Exercise -> Lines in the following data that contain the string "summary" are to be counted. Report only their number.

Provided records ->

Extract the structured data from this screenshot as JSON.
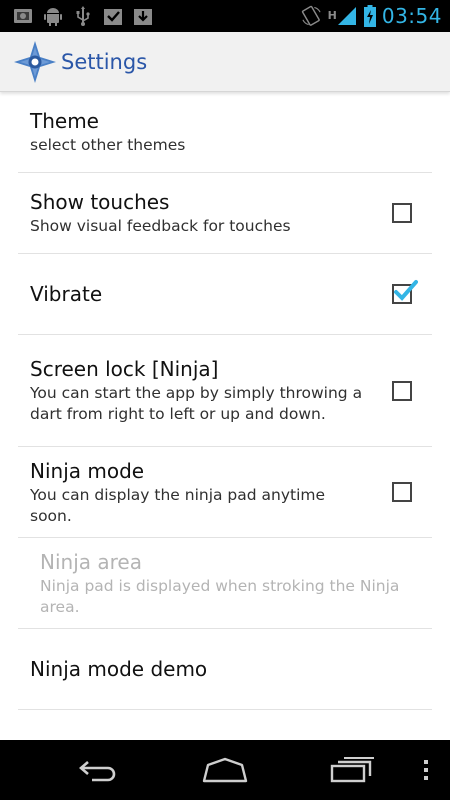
{
  "status_bar": {
    "time": "03:54",
    "network_label": "H",
    "left_icons": [
      "notification-icon",
      "android-debug-icon",
      "usb-icon",
      "download-done-icon",
      "download-icon"
    ],
    "right_icons": [
      "rotation-icon",
      "signal-icon",
      "battery-icon"
    ]
  },
  "action_bar": {
    "title": "Settings",
    "icon": "ninja-shuriken-icon",
    "title_color": "#2a56a8"
  },
  "preferences": [
    {
      "title": "Theme",
      "summary": "select other themes",
      "has_checkbox": false,
      "checked": false,
      "enabled": true
    },
    {
      "title": "Show touches",
      "summary": "Show visual feedback for touches",
      "has_checkbox": true,
      "checked": false,
      "enabled": true
    },
    {
      "title": "Vibrate",
      "summary": "",
      "has_checkbox": true,
      "checked": true,
      "enabled": true
    },
    {
      "title": "Screen lock [Ninja]",
      "summary": "You can start the app by simply throwing a dart from right to left or up and down.",
      "has_checkbox": true,
      "checked": false,
      "enabled": true
    },
    {
      "title": "Ninja mode",
      "summary": "You can display the ninja pad anytime soon.",
      "has_checkbox": true,
      "checked": false,
      "enabled": true
    },
    {
      "title": "Ninja area",
      "summary": "Ninja pad is displayed when stroking the Ninja area.",
      "has_checkbox": false,
      "checked": false,
      "enabled": false
    },
    {
      "title": "Ninja mode demo",
      "summary": "",
      "has_checkbox": false,
      "checked": false,
      "enabled": true
    }
  ],
  "nav_bar": {
    "buttons": [
      "back-icon",
      "home-icon",
      "recent-apps-icon",
      "menu-icon"
    ]
  },
  "colors": {
    "accent": "#33b5e5",
    "check": "#33b5e5"
  }
}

Reply -> 7